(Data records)
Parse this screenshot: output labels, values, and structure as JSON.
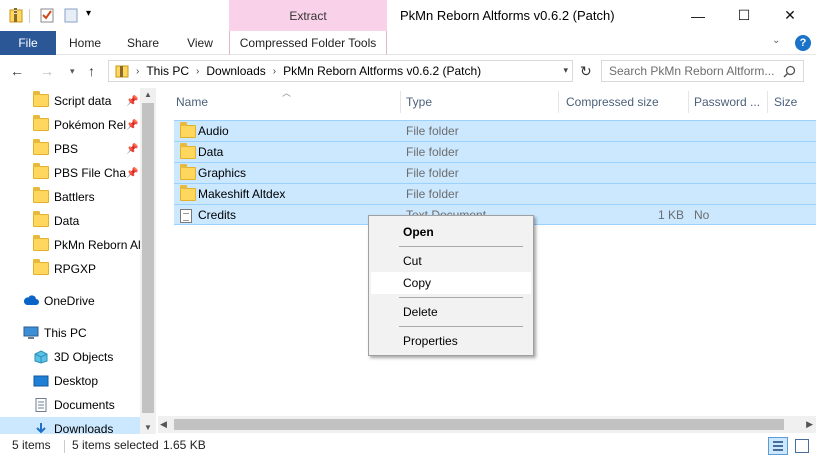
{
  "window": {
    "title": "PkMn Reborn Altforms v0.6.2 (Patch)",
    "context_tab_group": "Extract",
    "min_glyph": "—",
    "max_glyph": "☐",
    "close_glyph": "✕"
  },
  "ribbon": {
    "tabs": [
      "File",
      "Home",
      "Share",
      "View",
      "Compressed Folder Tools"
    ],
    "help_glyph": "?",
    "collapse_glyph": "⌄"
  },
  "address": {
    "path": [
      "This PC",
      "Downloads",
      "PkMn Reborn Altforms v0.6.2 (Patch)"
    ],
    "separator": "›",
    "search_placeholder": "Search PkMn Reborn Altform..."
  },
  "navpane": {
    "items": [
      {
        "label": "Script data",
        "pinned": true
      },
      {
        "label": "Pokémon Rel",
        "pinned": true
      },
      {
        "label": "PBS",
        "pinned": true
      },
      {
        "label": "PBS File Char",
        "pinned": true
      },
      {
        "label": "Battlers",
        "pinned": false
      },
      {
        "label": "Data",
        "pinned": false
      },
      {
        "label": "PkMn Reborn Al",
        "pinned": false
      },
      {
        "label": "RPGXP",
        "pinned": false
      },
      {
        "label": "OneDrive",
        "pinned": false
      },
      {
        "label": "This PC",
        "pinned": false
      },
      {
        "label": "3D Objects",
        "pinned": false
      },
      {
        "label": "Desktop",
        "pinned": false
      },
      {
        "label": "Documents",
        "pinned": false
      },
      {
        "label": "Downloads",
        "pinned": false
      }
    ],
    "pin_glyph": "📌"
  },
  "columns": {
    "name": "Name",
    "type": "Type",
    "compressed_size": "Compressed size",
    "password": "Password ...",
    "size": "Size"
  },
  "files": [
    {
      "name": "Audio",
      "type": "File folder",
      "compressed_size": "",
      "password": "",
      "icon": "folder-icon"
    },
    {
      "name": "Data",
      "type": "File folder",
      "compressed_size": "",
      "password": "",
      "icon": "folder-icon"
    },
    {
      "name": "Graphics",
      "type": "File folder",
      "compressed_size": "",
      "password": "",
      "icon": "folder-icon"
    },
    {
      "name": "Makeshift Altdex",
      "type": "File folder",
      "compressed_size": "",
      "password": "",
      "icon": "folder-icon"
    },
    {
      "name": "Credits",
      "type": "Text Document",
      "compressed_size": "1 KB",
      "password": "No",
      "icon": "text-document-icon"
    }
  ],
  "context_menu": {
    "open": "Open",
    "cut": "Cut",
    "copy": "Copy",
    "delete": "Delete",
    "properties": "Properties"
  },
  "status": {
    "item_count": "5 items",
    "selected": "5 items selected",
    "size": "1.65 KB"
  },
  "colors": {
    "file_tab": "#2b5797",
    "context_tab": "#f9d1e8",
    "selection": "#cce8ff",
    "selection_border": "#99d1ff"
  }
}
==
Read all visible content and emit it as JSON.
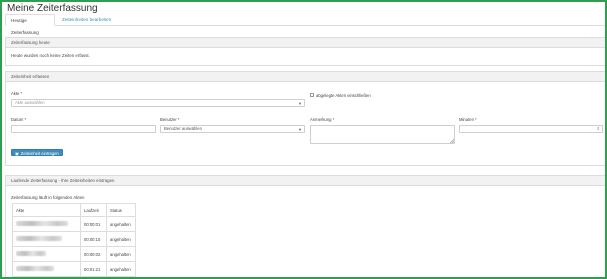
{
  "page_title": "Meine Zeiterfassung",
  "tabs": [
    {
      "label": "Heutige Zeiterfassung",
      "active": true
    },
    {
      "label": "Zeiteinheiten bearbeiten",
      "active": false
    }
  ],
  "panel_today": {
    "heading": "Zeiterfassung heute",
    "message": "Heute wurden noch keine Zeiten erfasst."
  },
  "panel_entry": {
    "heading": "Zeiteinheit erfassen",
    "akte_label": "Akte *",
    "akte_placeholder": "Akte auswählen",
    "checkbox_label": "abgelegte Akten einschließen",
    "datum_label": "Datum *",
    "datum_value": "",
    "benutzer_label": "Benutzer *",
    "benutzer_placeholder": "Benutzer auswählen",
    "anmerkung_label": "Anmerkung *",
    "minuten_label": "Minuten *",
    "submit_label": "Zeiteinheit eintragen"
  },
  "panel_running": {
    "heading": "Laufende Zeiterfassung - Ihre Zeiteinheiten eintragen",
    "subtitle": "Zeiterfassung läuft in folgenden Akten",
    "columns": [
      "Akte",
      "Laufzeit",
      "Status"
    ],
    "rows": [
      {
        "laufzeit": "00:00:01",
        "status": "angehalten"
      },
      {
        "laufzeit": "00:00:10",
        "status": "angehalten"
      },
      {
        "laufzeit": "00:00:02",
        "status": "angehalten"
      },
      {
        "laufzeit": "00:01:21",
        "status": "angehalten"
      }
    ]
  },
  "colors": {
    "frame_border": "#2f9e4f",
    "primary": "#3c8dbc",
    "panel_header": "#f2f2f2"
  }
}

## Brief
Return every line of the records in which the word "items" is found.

## Response to the exercise
    "items": [
    "item_count": "5 items",
    "selected": "5 items selected",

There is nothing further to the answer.